**THE INPUT**:
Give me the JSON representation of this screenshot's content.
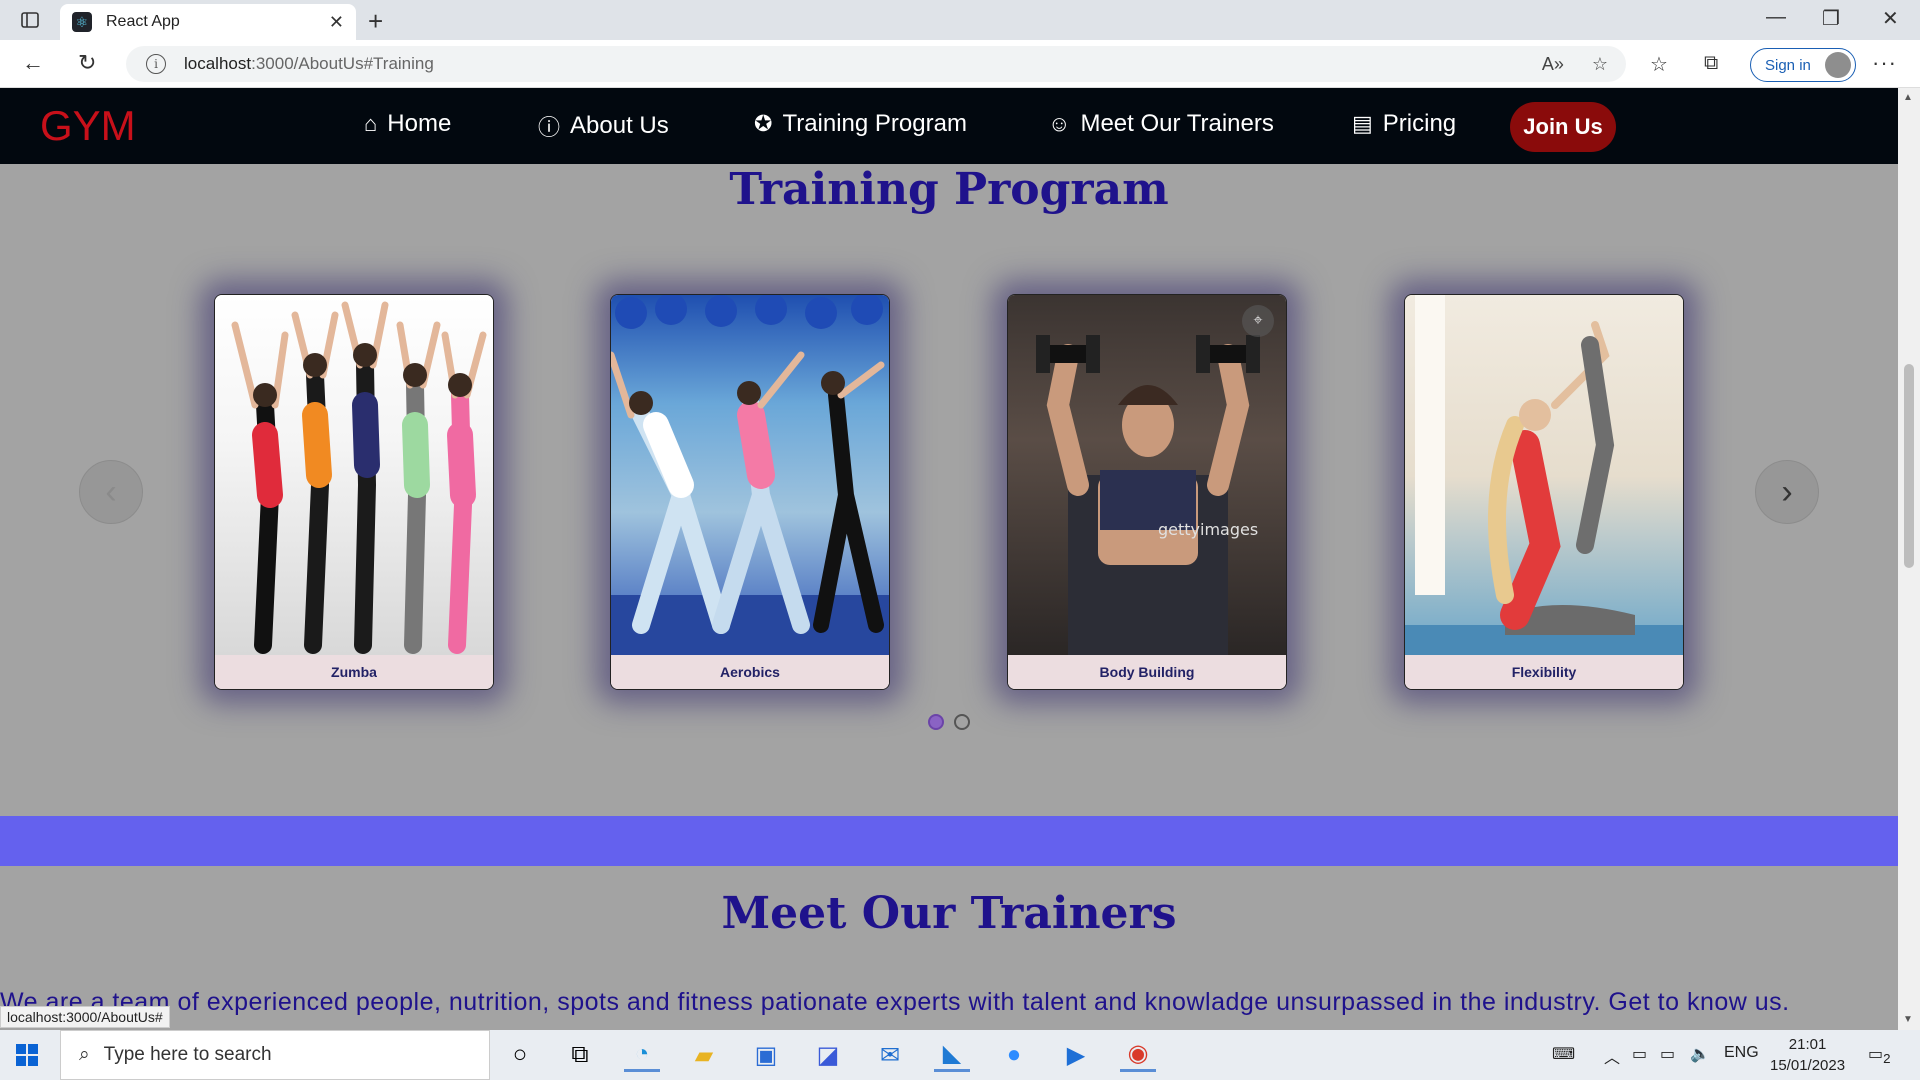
{
  "browser": {
    "tab_title": "React App",
    "url_host": "localhost",
    "url_rest": ":3000/AboutUs#Training",
    "signin_label": "Sign in",
    "status_url": "localhost:3000/AboutUs#"
  },
  "navbar": {
    "brand": "GYM",
    "items": [
      {
        "label": "Home",
        "icon": "home-icon"
      },
      {
        "label": "About Us",
        "icon": "info-icon"
      },
      {
        "label": "Training Program",
        "icon": "training-icon"
      },
      {
        "label": "Meet Our Trainers",
        "icon": "trainer-icon"
      },
      {
        "label": "Pricing",
        "icon": "pricing-icon"
      }
    ],
    "join_label": "Join Us"
  },
  "training": {
    "title": "Training Program",
    "cards": [
      {
        "label": "Zumba"
      },
      {
        "label": "Aerobics"
      },
      {
        "label": "Body Building"
      },
      {
        "label": "Flexibility"
      }
    ],
    "prev_arrow": "‹",
    "next_arrow": "›",
    "pages": 2,
    "active_page": 1
  },
  "trainers": {
    "title": "Meet Our Trainers",
    "intro": "We are a team of experienced people, nutrition, spots and fitness pationate experts with talent and knowladge unsurpassed in the industry. Get to know us."
  },
  "taskbar": {
    "search_placeholder": "Type here to search",
    "lang": "ENG",
    "time": "21:01",
    "date": "15/01/2023",
    "notification_count": "2"
  },
  "colors": {
    "brand_red": "#c8101a",
    "title_blue": "#1f128c",
    "join_button": "#8a0b0b",
    "band": "#6461ee"
  }
}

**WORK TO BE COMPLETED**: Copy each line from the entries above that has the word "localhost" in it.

**SOLUTION FOR THIS EXERCISE**:
    "url_host": "localhost",
    "status_url": "localhost:3000/AboutUs#"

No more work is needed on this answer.